From 1893 to 1897 he worked for the German Krupp Group and, specifically, for the prestigious affiliated company MAN AG which had, by then, already begun to produce motors.
Rudolf Diesel regarded himself as a social theorist and wrote a book, Solidarismus, in which he described his vision of the corporation. However, his contribution in this domain had scant repercussion.
On the night of 29-30 September 1913, when travelling by boat from Antwerp to London, he disappeared and the coastguard found his body in the sea several days later. The cause of his death is still unknown and has given rise to considerable speculation. The theories include suicide since, according to some sources, he was bankrupt; an accident on deck due to giddiness caused by one of his frequent headaches; and, finally, even murder because of economic interests as his engine did not depend on coal combustion and this, therefore, seriously affected certain industrialists in the sector.
In his free time, Diesel worked to design an engine that would be more efficient than those that existed at the time, the latter requiring external ignition of an internal air-fuel mixture.

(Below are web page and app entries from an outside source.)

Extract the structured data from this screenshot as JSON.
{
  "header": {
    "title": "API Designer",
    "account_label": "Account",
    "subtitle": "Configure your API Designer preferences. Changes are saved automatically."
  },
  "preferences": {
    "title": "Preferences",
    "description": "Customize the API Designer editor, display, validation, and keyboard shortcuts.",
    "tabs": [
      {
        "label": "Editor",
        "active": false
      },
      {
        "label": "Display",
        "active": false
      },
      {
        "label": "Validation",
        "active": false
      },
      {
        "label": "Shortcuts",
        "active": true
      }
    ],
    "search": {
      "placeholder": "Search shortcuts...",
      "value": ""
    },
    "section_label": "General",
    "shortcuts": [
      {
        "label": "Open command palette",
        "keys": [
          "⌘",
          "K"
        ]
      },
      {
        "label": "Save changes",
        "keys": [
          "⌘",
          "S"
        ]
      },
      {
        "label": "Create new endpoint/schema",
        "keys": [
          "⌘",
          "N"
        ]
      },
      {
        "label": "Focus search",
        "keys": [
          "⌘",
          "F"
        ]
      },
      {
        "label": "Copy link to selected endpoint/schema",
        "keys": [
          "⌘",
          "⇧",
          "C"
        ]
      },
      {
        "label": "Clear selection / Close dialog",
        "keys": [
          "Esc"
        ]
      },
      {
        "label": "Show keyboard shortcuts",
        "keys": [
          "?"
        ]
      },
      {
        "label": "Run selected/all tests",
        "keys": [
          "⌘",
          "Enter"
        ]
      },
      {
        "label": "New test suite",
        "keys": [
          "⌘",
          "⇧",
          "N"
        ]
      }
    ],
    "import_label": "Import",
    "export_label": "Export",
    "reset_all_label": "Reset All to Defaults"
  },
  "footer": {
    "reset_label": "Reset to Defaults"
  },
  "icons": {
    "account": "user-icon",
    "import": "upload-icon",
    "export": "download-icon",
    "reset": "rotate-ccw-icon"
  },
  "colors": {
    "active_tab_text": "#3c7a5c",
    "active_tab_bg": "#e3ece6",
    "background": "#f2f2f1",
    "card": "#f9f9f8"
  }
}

Diesel managed to invent an internal combustion engine, which used the heat of air compression inside the cylinder in such a way that the fuel self ignited on coming into contact with the air just before the end of the compression process.
In 1892 he completed his design and, one year later, received the patent for the motor that bears his name.
His contribution brought great advantages, in particular engines that were smaller and lighter that previously existing ones. Moreover, they did not require the use of an additional source of fuel for ignition to take place. Besides these benefits, the motor ran at a theoretical thermal efficiency of 75% in comparison with the figure of 10% for earlier steam engines, which represented a major reduction in costs.
Diesel very quickly earned a large amount of money with his patent: the industry immediately began to use his engine in order to power automobiles, trucks and boats, as well as for electrical conduits, power plants, et cetera.
Present-day diesel engines are still essentially based on the original invention.
Wishing to see his motor being used in the industrial sector, Diesel contacted the main machinery manufacturers. He was finally contracted to produce the first prototype, which he finished in 1893. However, he nearly lost his life in one of the tests when the engine exploded. The accident proved that fuel can be ignited without a spark.
Documentary The Diesel Story, produced by Shell Oil in 1952. (In English).
In 1936, fifty years after the petrol engine (or Otto engine) first appeared, Mercedes-Benz presented its first mass produced diesel car at the Berlin Auto Show.